If the patient and the people closest to him do not resolve each step to identify the concussion, the risk for injury becomes significantly higher when they return to play. It takes multiple caregivers to manage a concussion, and those closest to the athlete or patient needs to know what important questions need to be asked. This "team" approach can be made up of trainers, coaches, family, teachers, pediatricians and other physicians.
Symptoms of a concussion range from mild to severe. They can last for hours, days, weeks, or even months and fall into many categories.
The cognitive and mental status changes to monitor may include amnesia, confusion, inattention, disorientation and cognitive slowing. You will also want to pay attention to the person's physical symptoms. Physical indicators to watch for are headaches, nausea, light and sound sensitivity, incoordination, slurred speech and blurry vision. A person's mood can be affected causing depression or anxiety along with sleep disturbance.
Repeated concussions can cause micro-injuries to the brain that accumulate and go unnoticed over time. Every potential concussion or head injury needs to be well documented. In some cases, the brain can have adverse responses to the injuries causing advanced neurodegenerative disorders similar to Alzheimer's.
Many concussions are preventable if the proper changes in equipment, techniques and rules are made across the board. Examples may include not allowing headers in soccer and having harsher penalties for head to head contact in football.

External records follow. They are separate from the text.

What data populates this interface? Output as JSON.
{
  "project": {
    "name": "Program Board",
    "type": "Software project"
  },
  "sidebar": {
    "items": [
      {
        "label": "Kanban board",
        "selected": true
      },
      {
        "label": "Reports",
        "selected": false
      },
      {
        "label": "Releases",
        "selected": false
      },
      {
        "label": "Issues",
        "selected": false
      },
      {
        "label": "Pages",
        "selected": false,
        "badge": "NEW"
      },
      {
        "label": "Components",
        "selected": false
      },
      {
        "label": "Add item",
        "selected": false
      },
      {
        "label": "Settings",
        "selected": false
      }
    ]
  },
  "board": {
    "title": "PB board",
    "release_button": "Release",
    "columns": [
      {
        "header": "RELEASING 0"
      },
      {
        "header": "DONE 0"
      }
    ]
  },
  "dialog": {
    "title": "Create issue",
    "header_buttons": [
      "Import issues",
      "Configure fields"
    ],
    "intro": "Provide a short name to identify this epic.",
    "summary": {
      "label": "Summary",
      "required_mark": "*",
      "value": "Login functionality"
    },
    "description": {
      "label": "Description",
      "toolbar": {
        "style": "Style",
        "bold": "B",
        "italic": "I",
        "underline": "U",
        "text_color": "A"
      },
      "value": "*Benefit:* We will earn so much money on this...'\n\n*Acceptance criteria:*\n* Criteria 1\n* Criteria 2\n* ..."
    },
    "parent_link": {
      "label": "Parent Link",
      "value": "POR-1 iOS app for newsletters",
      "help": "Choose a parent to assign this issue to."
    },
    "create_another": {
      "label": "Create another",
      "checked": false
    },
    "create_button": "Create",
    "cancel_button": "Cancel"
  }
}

There are available concussion grading tools and programs available for pre-game activities, during a game and during rehabilitation.
It seems that sports-related traumatic head injuries will always be a topic of significance because of the abundance of high intensity sporting events in the US. The conversation is especially in the forefront because of the recent release of the Will Smith film, "Concussion." This biographical sports thriller and medical drama is about a physician who fought against efforts by NFL to suppress his research on the brain damage suffered by professional football players. The movie is bringing knowledge to the forefront and will hopefully help athletes to better understand the potentially devastating head injury.
Follow reporter Mindy Lucas at twitter.com/MindyatIPBG.